Welsh-born singer-songwriter Rod Thomas, who goes by the stage name Bright Light Bright Light, teamed up with Elton John for his new song, “Symmetry of Two Hearts,” and The Huffington Post has an exclusive first look at the video.
The clip, which can be viewed above, is a nod to the 1987 cult classic, “Mannequin,” with Thomas and his crew of dancers striking slick, robotic poses in a bare, nondescript room. John contributed backing vocals on the fizzy, electro-pop tune, which is a cut from Bright Light Bright Light’s latest album, “Choreography.”
The 33-year-old Thomas, who is based in New York, told HuffPost that “Choreography” was heavily inspired by dance sequences in films like “Mannequin,” “Gremlins” and “Romy and Michele’s High School Reunion.” To bring that to life on video, he recruited award-winning theater choreographer Steven Hoggett, who also created the moves for Broadway’s “The Curious Incident of the Dog in the Night Time.”

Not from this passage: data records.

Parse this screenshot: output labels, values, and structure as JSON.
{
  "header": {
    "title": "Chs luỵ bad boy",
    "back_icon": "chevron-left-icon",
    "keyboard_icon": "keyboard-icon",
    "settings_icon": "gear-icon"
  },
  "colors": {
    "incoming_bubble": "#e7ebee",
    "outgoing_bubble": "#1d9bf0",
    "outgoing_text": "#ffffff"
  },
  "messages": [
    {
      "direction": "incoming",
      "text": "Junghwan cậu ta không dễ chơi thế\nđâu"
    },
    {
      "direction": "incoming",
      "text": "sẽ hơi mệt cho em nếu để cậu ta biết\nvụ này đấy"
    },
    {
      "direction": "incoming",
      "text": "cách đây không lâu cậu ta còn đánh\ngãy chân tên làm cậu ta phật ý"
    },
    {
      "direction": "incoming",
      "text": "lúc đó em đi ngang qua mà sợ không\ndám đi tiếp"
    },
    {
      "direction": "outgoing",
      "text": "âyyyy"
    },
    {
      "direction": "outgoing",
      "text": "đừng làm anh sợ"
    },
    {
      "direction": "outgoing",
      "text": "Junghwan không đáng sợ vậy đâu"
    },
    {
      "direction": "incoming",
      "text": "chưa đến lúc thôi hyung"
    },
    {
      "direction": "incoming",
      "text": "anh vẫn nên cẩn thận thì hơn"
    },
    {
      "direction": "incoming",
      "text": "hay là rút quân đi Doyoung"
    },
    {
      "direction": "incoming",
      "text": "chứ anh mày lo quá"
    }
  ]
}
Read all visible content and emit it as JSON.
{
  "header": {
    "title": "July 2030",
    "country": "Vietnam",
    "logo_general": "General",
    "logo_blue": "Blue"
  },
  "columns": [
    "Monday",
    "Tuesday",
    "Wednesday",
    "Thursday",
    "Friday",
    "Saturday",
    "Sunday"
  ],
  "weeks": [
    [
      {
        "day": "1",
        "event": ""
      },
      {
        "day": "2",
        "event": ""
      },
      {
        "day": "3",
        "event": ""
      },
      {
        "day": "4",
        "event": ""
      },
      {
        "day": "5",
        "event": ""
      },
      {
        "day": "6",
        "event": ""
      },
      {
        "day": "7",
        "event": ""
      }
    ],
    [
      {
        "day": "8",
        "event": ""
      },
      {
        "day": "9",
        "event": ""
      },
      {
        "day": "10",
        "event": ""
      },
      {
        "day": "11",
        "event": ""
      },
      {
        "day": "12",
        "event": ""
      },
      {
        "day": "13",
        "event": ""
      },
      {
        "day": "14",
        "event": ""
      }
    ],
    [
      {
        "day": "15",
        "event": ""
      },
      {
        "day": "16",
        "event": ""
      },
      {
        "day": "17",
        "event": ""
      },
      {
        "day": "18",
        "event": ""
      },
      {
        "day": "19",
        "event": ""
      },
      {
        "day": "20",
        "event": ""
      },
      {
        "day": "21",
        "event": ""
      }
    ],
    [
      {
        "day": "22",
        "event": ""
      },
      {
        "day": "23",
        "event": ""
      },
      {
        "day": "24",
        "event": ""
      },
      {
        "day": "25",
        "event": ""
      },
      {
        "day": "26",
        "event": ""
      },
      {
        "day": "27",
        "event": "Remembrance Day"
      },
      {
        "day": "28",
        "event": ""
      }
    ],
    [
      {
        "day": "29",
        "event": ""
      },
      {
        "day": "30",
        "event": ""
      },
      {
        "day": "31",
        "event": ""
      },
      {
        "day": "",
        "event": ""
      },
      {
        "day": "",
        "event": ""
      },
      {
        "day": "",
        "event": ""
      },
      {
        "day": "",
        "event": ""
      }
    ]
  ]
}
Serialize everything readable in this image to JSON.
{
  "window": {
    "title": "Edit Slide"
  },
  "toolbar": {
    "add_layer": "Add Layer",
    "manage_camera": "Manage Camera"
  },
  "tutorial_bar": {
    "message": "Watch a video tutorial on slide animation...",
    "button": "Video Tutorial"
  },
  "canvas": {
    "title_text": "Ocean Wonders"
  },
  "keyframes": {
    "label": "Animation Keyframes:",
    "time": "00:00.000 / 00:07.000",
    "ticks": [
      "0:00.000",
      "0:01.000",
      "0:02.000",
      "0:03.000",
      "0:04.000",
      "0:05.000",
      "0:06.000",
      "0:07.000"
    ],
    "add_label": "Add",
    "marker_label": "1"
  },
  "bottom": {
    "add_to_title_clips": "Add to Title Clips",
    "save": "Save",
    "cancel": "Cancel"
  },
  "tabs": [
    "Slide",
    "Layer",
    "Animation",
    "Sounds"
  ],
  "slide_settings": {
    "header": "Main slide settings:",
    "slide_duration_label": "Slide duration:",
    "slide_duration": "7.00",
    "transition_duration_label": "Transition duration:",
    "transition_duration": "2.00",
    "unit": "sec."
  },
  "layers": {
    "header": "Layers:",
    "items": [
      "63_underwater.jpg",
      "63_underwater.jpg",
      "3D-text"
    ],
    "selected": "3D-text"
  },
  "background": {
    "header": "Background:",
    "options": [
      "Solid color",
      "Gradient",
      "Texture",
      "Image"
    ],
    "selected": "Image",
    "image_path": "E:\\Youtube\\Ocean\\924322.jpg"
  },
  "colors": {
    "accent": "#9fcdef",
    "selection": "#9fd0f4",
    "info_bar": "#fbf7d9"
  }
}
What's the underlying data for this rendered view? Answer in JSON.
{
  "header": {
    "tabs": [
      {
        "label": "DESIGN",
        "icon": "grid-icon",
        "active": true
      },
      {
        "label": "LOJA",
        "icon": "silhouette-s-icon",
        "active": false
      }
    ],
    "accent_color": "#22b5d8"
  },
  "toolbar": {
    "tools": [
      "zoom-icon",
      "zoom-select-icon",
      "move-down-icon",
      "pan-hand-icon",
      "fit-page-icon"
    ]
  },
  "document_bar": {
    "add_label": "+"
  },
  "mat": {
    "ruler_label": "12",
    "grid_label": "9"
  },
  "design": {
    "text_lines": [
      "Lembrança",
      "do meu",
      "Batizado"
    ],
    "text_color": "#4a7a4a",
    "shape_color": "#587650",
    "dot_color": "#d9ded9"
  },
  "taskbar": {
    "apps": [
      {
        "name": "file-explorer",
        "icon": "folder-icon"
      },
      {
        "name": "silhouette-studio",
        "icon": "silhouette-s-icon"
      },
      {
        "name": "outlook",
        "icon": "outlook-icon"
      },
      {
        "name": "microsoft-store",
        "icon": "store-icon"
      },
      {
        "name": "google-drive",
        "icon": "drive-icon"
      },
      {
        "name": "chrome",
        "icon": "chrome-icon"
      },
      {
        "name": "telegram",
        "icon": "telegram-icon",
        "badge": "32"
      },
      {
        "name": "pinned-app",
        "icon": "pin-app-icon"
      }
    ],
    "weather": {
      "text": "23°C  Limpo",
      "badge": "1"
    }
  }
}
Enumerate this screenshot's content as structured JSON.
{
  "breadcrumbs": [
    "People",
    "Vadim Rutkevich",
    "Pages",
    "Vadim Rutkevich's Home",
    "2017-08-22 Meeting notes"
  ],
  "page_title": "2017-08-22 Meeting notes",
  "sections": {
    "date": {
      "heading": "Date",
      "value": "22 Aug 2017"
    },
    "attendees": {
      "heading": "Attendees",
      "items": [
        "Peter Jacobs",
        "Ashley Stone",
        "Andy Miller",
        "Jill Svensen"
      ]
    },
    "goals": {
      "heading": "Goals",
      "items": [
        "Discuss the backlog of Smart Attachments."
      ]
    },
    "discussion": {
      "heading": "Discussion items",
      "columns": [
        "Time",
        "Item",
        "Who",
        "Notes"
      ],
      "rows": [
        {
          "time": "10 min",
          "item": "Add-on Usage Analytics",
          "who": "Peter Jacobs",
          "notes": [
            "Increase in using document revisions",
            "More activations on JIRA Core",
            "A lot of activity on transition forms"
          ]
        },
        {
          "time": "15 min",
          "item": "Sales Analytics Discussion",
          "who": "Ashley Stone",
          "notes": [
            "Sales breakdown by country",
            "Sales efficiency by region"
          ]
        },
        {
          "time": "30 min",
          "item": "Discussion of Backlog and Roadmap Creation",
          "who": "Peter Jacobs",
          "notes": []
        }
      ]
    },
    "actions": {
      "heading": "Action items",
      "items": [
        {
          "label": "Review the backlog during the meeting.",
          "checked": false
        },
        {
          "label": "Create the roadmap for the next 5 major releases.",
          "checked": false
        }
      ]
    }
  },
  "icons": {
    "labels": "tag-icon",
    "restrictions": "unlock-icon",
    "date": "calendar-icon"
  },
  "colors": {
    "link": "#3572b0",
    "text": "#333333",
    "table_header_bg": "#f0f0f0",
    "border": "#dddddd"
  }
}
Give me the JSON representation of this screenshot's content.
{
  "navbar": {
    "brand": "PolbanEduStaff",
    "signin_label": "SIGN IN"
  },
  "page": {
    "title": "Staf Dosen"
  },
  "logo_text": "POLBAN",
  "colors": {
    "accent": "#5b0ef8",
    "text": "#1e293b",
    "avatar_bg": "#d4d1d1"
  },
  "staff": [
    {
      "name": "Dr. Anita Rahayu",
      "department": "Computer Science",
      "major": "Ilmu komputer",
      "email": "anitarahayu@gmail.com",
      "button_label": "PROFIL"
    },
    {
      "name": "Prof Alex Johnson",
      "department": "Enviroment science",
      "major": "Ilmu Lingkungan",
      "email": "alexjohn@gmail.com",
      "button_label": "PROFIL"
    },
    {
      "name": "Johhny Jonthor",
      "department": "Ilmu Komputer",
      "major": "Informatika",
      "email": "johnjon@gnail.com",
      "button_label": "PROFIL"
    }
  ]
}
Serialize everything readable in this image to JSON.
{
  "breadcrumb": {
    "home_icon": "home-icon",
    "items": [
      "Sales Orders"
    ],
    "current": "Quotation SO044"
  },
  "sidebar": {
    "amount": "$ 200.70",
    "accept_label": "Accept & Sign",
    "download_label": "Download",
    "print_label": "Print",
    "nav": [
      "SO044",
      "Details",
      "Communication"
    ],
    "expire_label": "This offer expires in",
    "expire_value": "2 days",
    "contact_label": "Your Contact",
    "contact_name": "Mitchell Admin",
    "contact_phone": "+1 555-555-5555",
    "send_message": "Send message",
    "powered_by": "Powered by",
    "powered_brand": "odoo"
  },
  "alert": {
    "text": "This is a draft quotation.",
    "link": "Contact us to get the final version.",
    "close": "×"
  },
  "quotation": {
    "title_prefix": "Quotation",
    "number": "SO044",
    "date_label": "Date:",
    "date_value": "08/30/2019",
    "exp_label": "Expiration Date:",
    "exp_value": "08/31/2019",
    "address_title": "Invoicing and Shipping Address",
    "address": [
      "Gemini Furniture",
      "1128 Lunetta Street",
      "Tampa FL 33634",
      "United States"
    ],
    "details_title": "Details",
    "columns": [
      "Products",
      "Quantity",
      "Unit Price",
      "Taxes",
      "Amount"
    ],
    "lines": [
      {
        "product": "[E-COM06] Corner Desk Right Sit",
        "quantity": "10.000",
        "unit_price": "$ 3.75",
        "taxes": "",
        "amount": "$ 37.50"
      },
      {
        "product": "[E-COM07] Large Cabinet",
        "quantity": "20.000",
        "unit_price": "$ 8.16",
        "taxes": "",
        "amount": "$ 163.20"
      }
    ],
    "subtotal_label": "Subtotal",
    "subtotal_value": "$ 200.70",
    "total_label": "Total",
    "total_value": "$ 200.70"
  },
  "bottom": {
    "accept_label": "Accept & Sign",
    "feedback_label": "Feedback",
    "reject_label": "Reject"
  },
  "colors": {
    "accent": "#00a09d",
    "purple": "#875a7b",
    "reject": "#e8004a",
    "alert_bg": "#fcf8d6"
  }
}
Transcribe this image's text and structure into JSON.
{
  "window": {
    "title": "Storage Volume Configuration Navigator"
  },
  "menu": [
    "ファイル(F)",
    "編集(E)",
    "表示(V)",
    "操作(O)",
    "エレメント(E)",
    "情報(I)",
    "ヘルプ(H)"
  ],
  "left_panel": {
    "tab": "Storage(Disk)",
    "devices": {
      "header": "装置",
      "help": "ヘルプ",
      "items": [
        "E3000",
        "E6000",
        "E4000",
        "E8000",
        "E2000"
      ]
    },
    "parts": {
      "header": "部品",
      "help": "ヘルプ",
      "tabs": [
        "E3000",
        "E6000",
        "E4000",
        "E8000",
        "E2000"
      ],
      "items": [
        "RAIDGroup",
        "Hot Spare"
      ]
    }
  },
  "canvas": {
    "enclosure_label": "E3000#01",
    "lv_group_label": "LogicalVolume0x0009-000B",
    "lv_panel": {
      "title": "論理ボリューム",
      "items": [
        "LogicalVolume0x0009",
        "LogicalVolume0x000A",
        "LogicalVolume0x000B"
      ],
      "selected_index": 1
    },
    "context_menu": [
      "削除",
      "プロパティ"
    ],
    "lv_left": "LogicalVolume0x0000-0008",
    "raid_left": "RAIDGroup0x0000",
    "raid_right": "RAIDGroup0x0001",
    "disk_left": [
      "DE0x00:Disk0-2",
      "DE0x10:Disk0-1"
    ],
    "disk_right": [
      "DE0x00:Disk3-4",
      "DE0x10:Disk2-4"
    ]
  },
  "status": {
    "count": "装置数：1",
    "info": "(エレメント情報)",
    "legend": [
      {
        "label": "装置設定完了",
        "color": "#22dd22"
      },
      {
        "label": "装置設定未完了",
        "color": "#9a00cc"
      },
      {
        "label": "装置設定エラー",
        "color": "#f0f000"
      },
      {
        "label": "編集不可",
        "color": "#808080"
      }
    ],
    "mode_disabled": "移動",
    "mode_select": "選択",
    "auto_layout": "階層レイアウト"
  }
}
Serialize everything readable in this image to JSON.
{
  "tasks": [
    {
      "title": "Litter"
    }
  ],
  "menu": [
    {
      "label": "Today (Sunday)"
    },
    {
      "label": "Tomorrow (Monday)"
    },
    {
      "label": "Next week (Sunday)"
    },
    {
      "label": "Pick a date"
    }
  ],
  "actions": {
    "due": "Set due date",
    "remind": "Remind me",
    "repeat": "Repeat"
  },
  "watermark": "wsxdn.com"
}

“My favorite thing in the world is to watch a dance sequence in a movie. For three or four minutes, everything’s fabulous, and you just escape everything – nothing really compares to that,” Thomas, who named Kate Bush, Grace Jones and Erasure as musical influences, said. “I wanted to make an album that captured that joy.”
“I’ve been really fortunate and I’ve met some really wonderful people over the past few years,” Thomas said. He previously teamed up with the Rocket Man for 2014’s “I Wish We Were Leaving,” a cut from Bright Light Bright Light’s second album, “Life is Easy,” and opened for him on his tour that same year.
“Never in a thousand years did I expect to meet anybody of that kind of level of fame, let alone befriend him and have him sing on a song I wrote in my bedroom,” he quipped. “It’s just wild.”
Much like his bold-named collaborators, Thomas has been open about his sexuality in his music and his live performances. Though he hesitates to call himself a “spokesperson” for the LGBT community, he nonetheless feels that “it’s important to be aware of any implication your words might have for the community” as an openly gay artist.
“When I was growing up, I didn’t really have a gay role model that I felt that I could relate to. I felt like everyone was too cool or too fabulous. I felt so normal,” he said. Pointing to the likes of Sam Smith, he added, “It’s really nice, these days, that there are people who don’t look like otherworldly beings who are also out and proud.”
As to what he hopes listeners take away from his music, Thomas said, “I just want people to have fun. I think that there’s a lot of sh*t happening in the world that’s really, really terrible. I think that music is a really fantastic way to remember that life can be full of joy and that despite everything that’s happening, there’s a lot of good in the world.”